Data records for software interfaces:
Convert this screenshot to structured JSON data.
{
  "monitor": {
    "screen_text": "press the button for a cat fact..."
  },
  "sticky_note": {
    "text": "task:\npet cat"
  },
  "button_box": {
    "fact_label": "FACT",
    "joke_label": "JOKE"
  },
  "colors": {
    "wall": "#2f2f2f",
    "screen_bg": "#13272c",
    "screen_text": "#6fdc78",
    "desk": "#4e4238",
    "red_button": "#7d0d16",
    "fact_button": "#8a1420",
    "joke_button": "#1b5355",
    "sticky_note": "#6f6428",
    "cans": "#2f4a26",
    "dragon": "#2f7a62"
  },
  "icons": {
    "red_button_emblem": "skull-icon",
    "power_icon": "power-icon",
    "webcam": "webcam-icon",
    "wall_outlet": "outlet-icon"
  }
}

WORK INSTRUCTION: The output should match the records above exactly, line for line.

COMPLETED EXERCISE:
Convert this screenshot to structured JSON data.
{
  "monitor": {
    "screen_text": "press the button for a cat fact..."
  },
  "sticky_note": {
    "text": "task:\npet cat"
  },
  "button_box": {
    "fact_label": "FACT",
    "joke_label": "JOKE"
  },
  "colors": {
    "wall": "#2f2f2f",
    "screen_bg": "#13272c",
    "screen_text": "#6fdc78",
    "desk": "#4e4238",
    "red_button": "#7d0d16",
    "fact_button": "#8a1420",
    "joke_button": "#1b5355",
    "sticky_note": "#6f6428",
    "cans": "#2f4a26",
    "dragon": "#2f7a62"
  },
  "icons": {
    "red_button_emblem": "skull-icon",
    "power_icon": "power-icon",
    "webcam": "webcam-icon",
    "wall_outlet": "outlet-icon"
  }
}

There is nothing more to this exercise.